But what about food you can’t easily grow or source locally? Well, that’s when Skookum Food Provisioners’ Cooperative’s The Abundant Pantry project (TAP) comes in. Every two months (the next deadline is September 9, 2012) our hard-working TAP coordinator Wendy Pelton collects Skookum members’ orders of bulk food and two or three days later, she (with some help from members) divides and provide us with our bundles of food we ordered.

French Green Lentils soaking

The benefits of buying in bulk are many, including:

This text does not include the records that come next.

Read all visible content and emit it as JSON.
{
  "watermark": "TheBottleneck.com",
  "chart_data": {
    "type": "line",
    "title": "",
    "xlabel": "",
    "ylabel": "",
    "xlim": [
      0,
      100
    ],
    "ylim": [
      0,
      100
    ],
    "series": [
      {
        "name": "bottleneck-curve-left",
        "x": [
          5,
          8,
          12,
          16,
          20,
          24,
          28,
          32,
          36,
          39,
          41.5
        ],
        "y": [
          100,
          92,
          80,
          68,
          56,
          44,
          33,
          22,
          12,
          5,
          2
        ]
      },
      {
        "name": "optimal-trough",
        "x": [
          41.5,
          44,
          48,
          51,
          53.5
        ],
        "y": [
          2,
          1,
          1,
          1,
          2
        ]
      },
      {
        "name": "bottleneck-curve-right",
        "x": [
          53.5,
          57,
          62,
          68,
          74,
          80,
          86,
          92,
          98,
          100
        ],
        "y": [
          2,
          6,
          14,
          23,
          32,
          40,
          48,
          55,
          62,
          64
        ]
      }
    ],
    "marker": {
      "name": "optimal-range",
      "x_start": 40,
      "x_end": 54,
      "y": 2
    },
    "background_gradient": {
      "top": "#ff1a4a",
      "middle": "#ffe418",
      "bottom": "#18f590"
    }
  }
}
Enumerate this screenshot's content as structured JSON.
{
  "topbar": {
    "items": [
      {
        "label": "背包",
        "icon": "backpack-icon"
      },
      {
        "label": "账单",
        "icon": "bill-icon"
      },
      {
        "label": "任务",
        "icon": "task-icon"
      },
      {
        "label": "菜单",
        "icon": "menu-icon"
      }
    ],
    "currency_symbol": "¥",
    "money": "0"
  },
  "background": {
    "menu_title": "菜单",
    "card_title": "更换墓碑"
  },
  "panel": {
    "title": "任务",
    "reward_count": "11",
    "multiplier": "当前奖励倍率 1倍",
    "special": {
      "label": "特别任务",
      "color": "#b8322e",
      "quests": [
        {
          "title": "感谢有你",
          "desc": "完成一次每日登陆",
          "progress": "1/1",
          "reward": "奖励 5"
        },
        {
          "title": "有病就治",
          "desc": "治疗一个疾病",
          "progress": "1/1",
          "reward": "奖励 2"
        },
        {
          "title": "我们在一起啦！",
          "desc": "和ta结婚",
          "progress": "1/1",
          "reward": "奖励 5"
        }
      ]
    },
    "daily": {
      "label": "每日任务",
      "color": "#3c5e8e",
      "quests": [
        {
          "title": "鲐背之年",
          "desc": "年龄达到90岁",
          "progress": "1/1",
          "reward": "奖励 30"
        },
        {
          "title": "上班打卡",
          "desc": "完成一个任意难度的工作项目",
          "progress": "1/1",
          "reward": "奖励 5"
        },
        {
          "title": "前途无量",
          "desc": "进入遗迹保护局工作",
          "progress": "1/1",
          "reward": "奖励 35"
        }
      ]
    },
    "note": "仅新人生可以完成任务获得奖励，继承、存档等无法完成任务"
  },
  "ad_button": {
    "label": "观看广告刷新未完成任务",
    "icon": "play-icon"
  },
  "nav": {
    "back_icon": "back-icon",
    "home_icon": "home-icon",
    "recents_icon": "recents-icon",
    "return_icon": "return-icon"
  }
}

  • Increasing your own (and your local community’s) food security in case of any disruption or lack of certain foods throughout the year. For example, the many drought-striken areas in the US will reduce availability and increase costs at the supermarket— like the ant at the top, think ahead!
  • Buying in bulk can dramatically reduce your costs: the more you buy, the more you save! This means that that you can often buy Organic and better quality food for the same price (or less than) you would pay in stores for conventionally-grown food. Plus, with our co-op structure, you can split orders, and get to meet other members, setting up a network of foodie friends to split orders in the future as well. As Pete Tebbutt recently put it:

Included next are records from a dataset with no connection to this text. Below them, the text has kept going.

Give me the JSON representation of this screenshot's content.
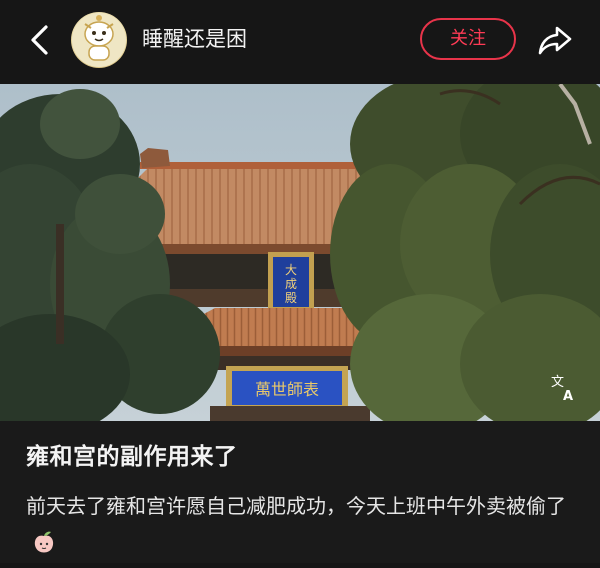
{
  "header": {
    "username": "睡醒还是困",
    "follow_label": "关注",
    "icons": {
      "back": "chevron-left-icon",
      "share": "share-arrow-icon",
      "avatar": "avatar-image"
    },
    "accent_color": "#e8344a"
  },
  "photo": {
    "plaque_vertical": "大成殿",
    "plaque_horizontal": "萬世師表",
    "translate_icon": "translate-icon"
  },
  "post": {
    "title": "雍和宫的副作用来了",
    "body": "前天去了雍和宫许愿自己减肥成功，今天上班中午外卖被偷了",
    "trailing_emoji": "peach-emoji-icon"
  }
}
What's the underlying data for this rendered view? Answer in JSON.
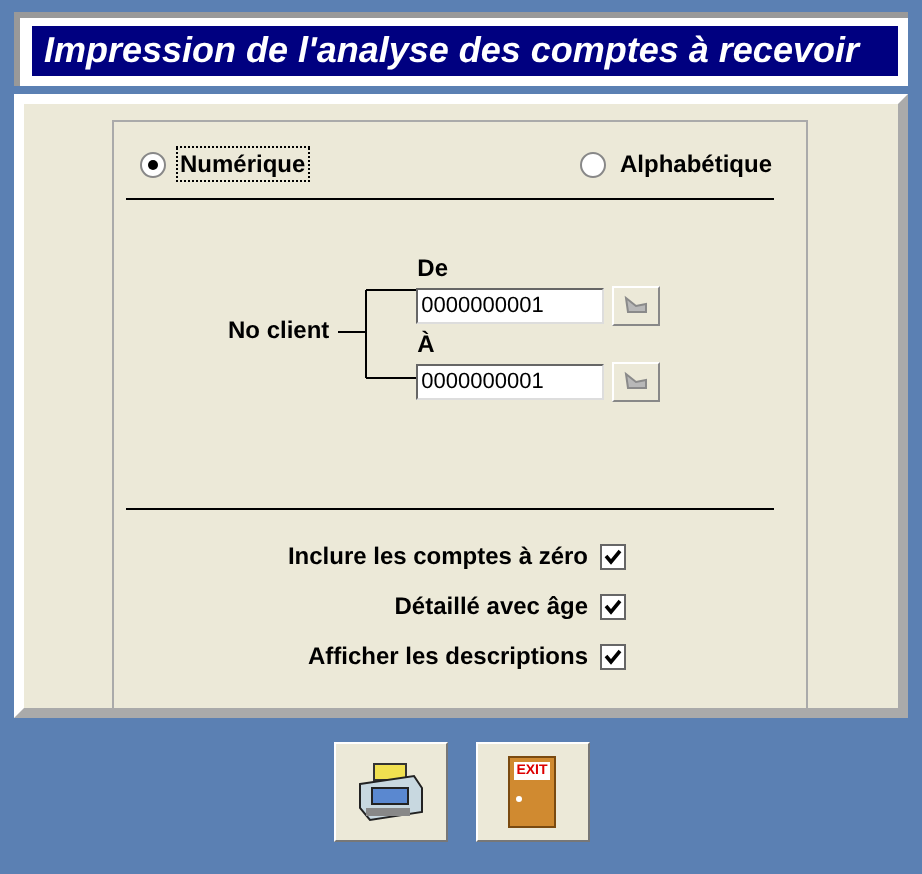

“Some of the items I purchased I balked at, at first…..why do I need 12 bottles of Tamari?, for instance.  Well, who knew one could turn Tamari into balsamic vinegar or maple syrup into chocolate, which I did by trading with other members.”

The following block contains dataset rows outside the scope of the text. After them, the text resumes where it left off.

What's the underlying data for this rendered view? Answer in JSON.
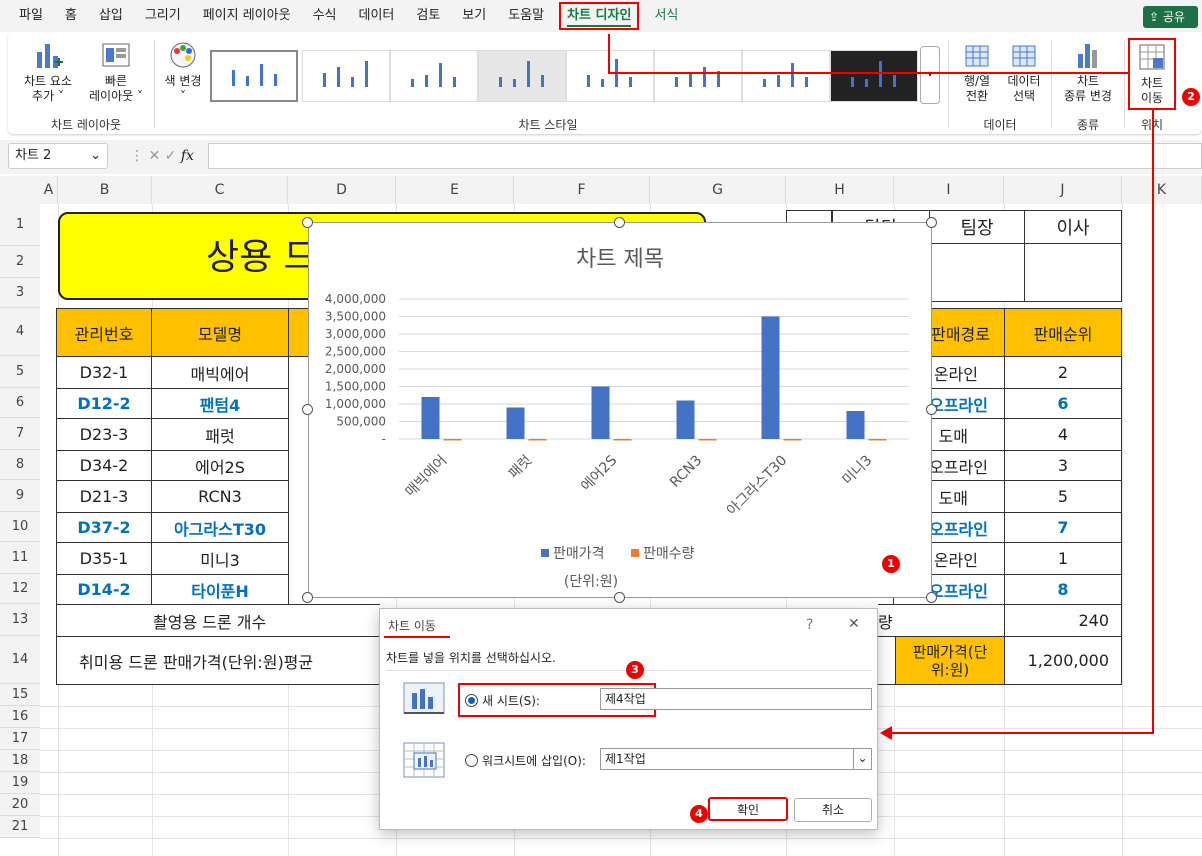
{
  "menubar": {
    "items": [
      "파일",
      "홈",
      "삽입",
      "그리기",
      "페이지 레이아웃",
      "수식",
      "데이터",
      "검토",
      "보기",
      "도움말",
      "차트 디자인",
      "서식"
    ],
    "share": "공유"
  },
  "ribbon": {
    "add_element": [
      "차트 요소",
      "추가 ˅"
    ],
    "quick_layout": [
      "빠른",
      "레이아웃 ˅"
    ],
    "change_colors": [
      "색 변경",
      "˅"
    ],
    "switch_rowcol": [
      "행/열",
      "전환"
    ],
    "select_data": [
      "데이터",
      "선택"
    ],
    "change_type": [
      "차트",
      "종류 변경"
    ],
    "move_chart": [
      "차트",
      "이동"
    ],
    "groups": [
      "차트 레이아웃",
      "차트 스타일",
      "데이터",
      "종류",
      "위치"
    ]
  },
  "formula_bar": {
    "name_box": "차트 2",
    "fx": "fx"
  },
  "columns": [
    "A",
    "B",
    "C",
    "D",
    "E",
    "F",
    "G",
    "H",
    "I",
    "J",
    "K"
  ],
  "rows": [
    "1",
    "2",
    "3",
    "4",
    "5",
    "6",
    "7",
    "8",
    "9",
    "10",
    "11",
    "12",
    "13",
    "14",
    "15",
    "16",
    "17",
    "18",
    "19",
    "20",
    "21"
  ],
  "sheet": {
    "title": "상용 드",
    "approval": [
      "담당",
      "팀장",
      "이사"
    ],
    "headers": {
      "id": "관리번호",
      "model": "모델명",
      "channel": "판매경로",
      "rank": "판매순위"
    },
    "rows": [
      {
        "id": "D32-1",
        "model": "매빅에어",
        "channel": "온라인",
        "rank": "2"
      },
      {
        "id": "D12-2",
        "model": "팬텀4",
        "channel": "오프라인",
        "rank": "6"
      },
      {
        "id": "D23-3",
        "model": "패럿",
        "channel": "도매",
        "rank": "4"
      },
      {
        "id": "D34-2",
        "model": "에어2S",
        "channel": "오프라인",
        "rank": "3"
      },
      {
        "id": "D21-3",
        "model": "RCN3",
        "channel": "도매",
        "rank": "5"
      },
      {
        "id": "D37-2",
        "model": "아그라스T30",
        "channel": "오프라인",
        "rank": "7"
      },
      {
        "id": "D35-1",
        "model": "미니3",
        "channel": "온라인",
        "rank": "1"
      },
      {
        "id": "D14-2",
        "model": "타이푼H",
        "channel": "오프라인",
        "rank": "8"
      }
    ],
    "r13_label": "촬영용 드론 개수",
    "r13_mid": "량",
    "r13_value": "240",
    "r14_label": "취미용 드론 판매가격(단위:원)평균",
    "r14_hdr": "판매가격(단위:원)",
    "r14_value": "1,200,000"
  },
  "chart_data": {
    "type": "bar",
    "title": "차트 제목",
    "categories": [
      "매빅에어",
      "패럿",
      "에어2S",
      "RCN3",
      "아그라스T30",
      "미니3"
    ],
    "series": [
      {
        "name": "판매가격",
        "values": [
          1200000,
          900000,
          1500000,
          1100000,
          3500000,
          800000
        ],
        "color": "#4472c4"
      },
      {
        "name": "판매수량",
        "values": [
          20,
          15,
          25,
          18,
          30,
          22
        ],
        "color": "#ed7d31"
      }
    ],
    "yticks": [
      "4,000,000",
      "3,500,000",
      "3,000,000",
      "2,500,000",
      "2,000,000",
      "1,500,000",
      "1,000,000",
      "500,000",
      "-"
    ],
    "ylim": [
      0,
      4000000
    ],
    "annotation": "(단위:원)",
    "legend": "bottom"
  },
  "dialog": {
    "title": "차트 이동",
    "help": "?",
    "close": "✕",
    "prompt": "차트를 넣을 위치를 선택하십시오.",
    "new_sheet_label": "새 시트(S):",
    "new_sheet_value": "제4작업",
    "object_label": "워크시트에 삽입(O):",
    "object_value": "제1작업",
    "ok": "확인",
    "cancel": "취소"
  },
  "badges": [
    "1",
    "2",
    "3",
    "4"
  ]
}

  • With the recent focus on reducing packaging and trash as promoted by our friends at Let’s Talk Trash, buying a larger amount of dry staple foods like salt, flour, sugar, grains and legumes at one time will reduce your use of unnecessary packaging like plastic bags and tubs, tin cans, glass and cardboard boxes. Remember that even if the packaging is recycled, there are serious environmental impacts in the production, transportation and recycling these materials. Find out more on reducing your plastic use here.
  • Having a store of bulk staples foods means your family will eat healthier by avoiding the temptation of buying pre-cooked frozen or processed foods from the supermarket because of sheer convenience. If you have a bucket of dried beans right there in your home, you will use them. We all know how bad that extra salt, sugar/corn syrup, extra fat and preservatives hidden away in processed foods are for us; it feels good to actually take action and get into the habit of eating better
  • Having a store of food also reduces your trips to the supermarkets, which is good for the environment and for your own fuel consumption (and the cost of this in various ways including time, gas, vehicle wear-and-tear, etc.)
  • Buying via our Abundant Pantry project is easy, there is a wide and ever-growing array of foods available (including some local providers of soap and rabbits, and more) and a very small portion of each order goes to help Skookum fund other projects. It’s a win-win-win situation, so try it out! Follow the image (and habits) of Skooky the Squirrel. click here.
Click above to get the acorn rolling…

We’re on Facebook

fb